Survivors of suicide loss (suicide survivors) are recognized as an at-risk population for several psychiatric complications, including complicated grief (CG) and suicide ideation (SI). Recent studies have emphasized the contribution of interpersonal factors, such as thwarted belongingness and perceived burdensomeness, on distress and suicidality. However, no longitudinal study has examined the predictive values of these interpersonal factors on CG and SI trajectories among suicide survivors to date. In this 42-month prospective design study, we examined interpersonal variables as predictors of CG and SI over time.
Participants were 152 suicide survivors, aged 18-70, who completed questionnaires tapping thwarted belongingness, perceived burdensomeness, CG, and SI at index measurement (T1) and again after 18 months (T2) and 40 months (T3).
The integrated model showed that thwarted belongingness and perceived burdensomeness predicted SI and CG levels over time, both directly and indirectly. Thwarted belongingness was found to have a high predictive value on SI levels, whereas perceived burdensomeness was predictive of CG levels.
The voluntary nature of the participants; self-report measures; lack of pre-suicide-loss assessment.

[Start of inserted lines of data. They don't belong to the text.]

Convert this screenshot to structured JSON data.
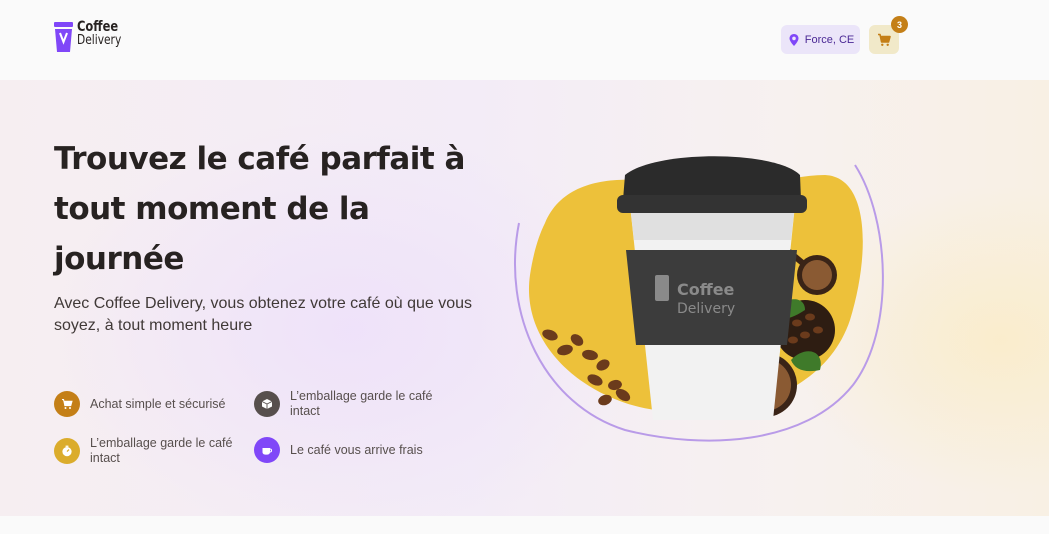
{
  "brand": {
    "line1": "Coffee",
    "line2": "Delivery"
  },
  "header": {
    "location": "Force, CE",
    "cart_count": "3"
  },
  "hero": {
    "title": "Trouvez le café parfait à tout moment de la journée",
    "subtitle": "Avec Coffee Delivery, vous obtenez votre café où que vous soyez, à tout moment heure",
    "cup_brand_line1": "Coffee",
    "cup_brand_line2": "Delivery"
  },
  "features": [
    {
      "label": "Achat simple et sécurisé",
      "icon": "cart-icon",
      "color": "#c47f17"
    },
    {
      "label": "L’emballage garde le café intact",
      "icon": "package-icon",
      "color": "#574f4d"
    },
    {
      "label": "L’emballage garde le café intact",
      "icon": "timer-icon",
      "color": "#dbac2c"
    },
    {
      "label": "Le café vous arrive frais",
      "icon": "coffee-icon",
      "color": "#8047f8"
    }
  ],
  "colors": {
    "purple": "#8047f8",
    "purple_light": "#ebe5f9",
    "yellow_dark": "#c47f17",
    "yellow": "#dbac2c",
    "yellow_light": "#f1e9c9",
    "title": "#272221"
  }
}
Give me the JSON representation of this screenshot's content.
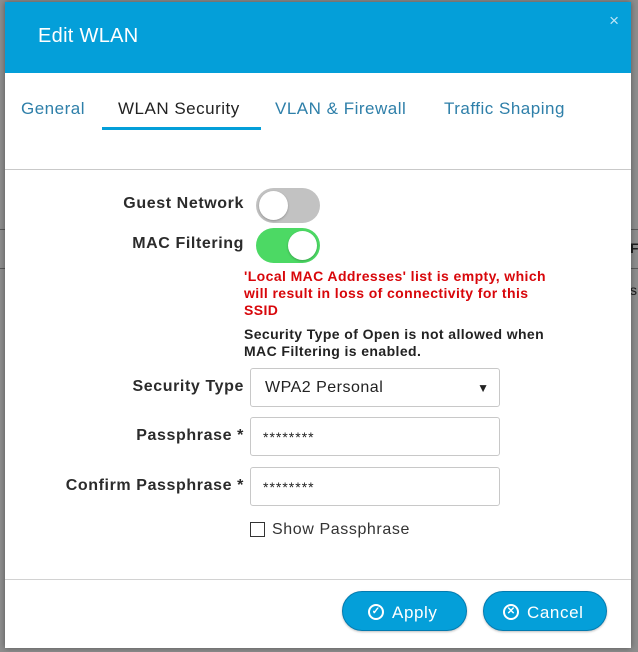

The study’s findings highlight the critical role of interpersonal factors in facilitating CG and SI among suicide survivors. Those with higher levels of thwarted belongingness and perceived burdensomeness presented increased prospects of both SI and CG. Theoretical implications relating to healing processes are discussed, as well as focused clinical recommendations, including psychoeducational interventions for addressing PB and TB among suicide survivors.